A Florida jury has found that Tesla was only one percent negligent in a fiery crash that killed two teenagers by disabling the speed limiter on an electric car.
Tuesday’s ruling places 90% of the blame on the driver, Barrett Riley, and 9% on his father, James Riley, who brought the lawsuit against Tesla.
Michael Brooks, the current acting director of the Center for Automotive Safety, said it was the first known case involving a Tesla crash to go to trial.
Barrett and his friend Edgar Monserrat Martinez were about to graduate from a private school in South Florida when they died in a crash in May 2018 near Fort Lauderdale Beach. One passenger in the back seat was ejected and survived.

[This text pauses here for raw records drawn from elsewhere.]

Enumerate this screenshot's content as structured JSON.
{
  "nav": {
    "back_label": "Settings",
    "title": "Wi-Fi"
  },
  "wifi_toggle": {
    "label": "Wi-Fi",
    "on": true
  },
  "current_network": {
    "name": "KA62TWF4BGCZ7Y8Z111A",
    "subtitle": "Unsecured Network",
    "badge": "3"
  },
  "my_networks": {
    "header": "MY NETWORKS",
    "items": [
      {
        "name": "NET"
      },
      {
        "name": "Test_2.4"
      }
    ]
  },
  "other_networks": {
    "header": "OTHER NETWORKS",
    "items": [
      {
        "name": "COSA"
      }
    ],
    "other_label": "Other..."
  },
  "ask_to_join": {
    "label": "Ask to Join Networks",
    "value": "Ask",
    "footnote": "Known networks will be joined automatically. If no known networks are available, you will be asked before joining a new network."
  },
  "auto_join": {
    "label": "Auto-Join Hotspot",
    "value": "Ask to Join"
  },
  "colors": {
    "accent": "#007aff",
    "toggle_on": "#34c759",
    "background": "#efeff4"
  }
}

The National Transportation Safety Board determined he was driving at 116 mph (186 km per hour) in a 30 mph (48 km per hour) zone and the cause was highly likely. of the accident “caused by the driver losing control. excessive speed. “
James claims the crash was “totally survivable” and the fire that ensued killed the teenagers, but the judge dismissed his lawsuit that Tesla designed faulty lithium ion batteries. “explodes into an uncontrollable and fatal fire” on impact.
James also said Tesla removed a speed limiter without his permission. He ordered devices to be installed to prevent his son from driving at more than 85 miles per hour (136 kilometers per hour).
An investigation found that about a month before the crash, the teen asked workers at Tesla’s Dania Beach dealership to bring the car back to normal while it was being serviced.
Tesla denies negligence in disabling the speed limiter. The company argued that the teen’s parents were negligent in allowing him to operate the vehicle “when they learned of his history of speeding and reckless driving,” according to the judge’s instructions for jury.
Brooks, at the Center for Automotive Safety, said other lawsuits are pending against Tesla related to the vehicle’s fully autonomous and autonomous driving systems.